Starting with OpenVMS
Alpha Version 7.3–2, different size devices can be used to
form a shadow set. This functionality is called dissimilar device
shadowing (DDS). To use DDS, all systems that have mounted a shadow
set whose members differ in size must be running OpenVMS Integrity
serversVersion 8.2 or later or OpenVMS Alpha Version 7.3–2
Prior to OpenVMS Alpha Version
7.3–2, Volume Shadowing for OpenVMS required that all members
of a shadow set be the same size, that is, that each member have the
exact same number of blocks. The rapid advance of disk technology
has made this requirement impractical. The flexibility of using different
size devices outweighs the space that is unused on the larger device.
Operationally, shadowing dissimilar devices means
that you can add a larger disk device to an existing shadow set. The
shadow set retains the file system size of the original shadow set.

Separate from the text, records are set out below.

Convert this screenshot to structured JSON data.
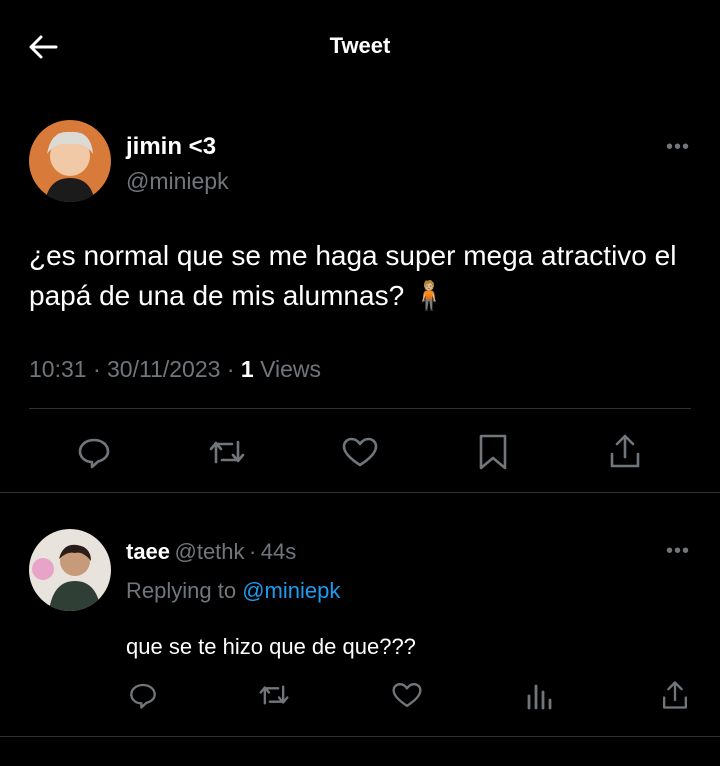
{
  "header": {
    "title": "Tweet"
  },
  "tweet": {
    "author_name": "jimin <3",
    "author_handle": "@miniepk",
    "text": "¿es normal que se me haga super mega atractivo el papá de una de mis alumnas? 🧍🏼",
    "time": "10:31",
    "date": "30/11/2023",
    "views_count": "1",
    "views_label": "Views",
    "actions": [
      "reply-icon",
      "retweet-icon",
      "like-icon",
      "bookmark-icon",
      "share-icon"
    ],
    "more_label": "•••"
  },
  "reply": {
    "author_name": "taee",
    "author_handle": "@tethk",
    "age": "44s",
    "replying_prefix": "Replying to",
    "replying_to": "@miniepk",
    "text": "que se te hizo que de que???",
    "actions": [
      "reply-icon",
      "retweet-icon",
      "like-icon",
      "views-icon",
      "share-icon"
    ],
    "more_label": "•••"
  },
  "colors": {
    "background": "#000000",
    "muted": "#71767b",
    "link": "#1d9bf0",
    "divider": "#2f3336"
  }
}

After adding a larger disk, if you remove a smaller disk, the geometry
(cylinders, tracks, and sections) of the shadow set changes to the
smallest remaining disk, but the logical volume size (that is, the
file system size) is not changed.
All members of the shadow
set must have a MAXBLOCK size equal to or greater than the logical
volume size stored in the storage control block SCB$L_VOLSIZE of the
shadow set. All mounted members have this value. When the smaller
volume is no longer needed, or if you have to increase the file system
size of the shadow set, you can use the dynamic volume expansion (DVE)
feature introduced in OpenVMS Alpha Version 7.3–2. Together,
the features of DDS and DVE enable you to continually grow a logical
volume without ever having to take it offline again. For more information
about DVE, see “Dynamic Volume Expansion (Integrity servers and Alpha)”.
|NOTE: In volume expansion, you must disable and re-enable HBMM so
that write bitmaps are recreated that encompasses the new volume size.
Failing to do this might result in longer than expected merge times
as the expansion area is subjected to a complete merge.|
You can determine the block size for each disk
with the SHOW DEVICE /FULL command. The block size is displayed as Total blocksn.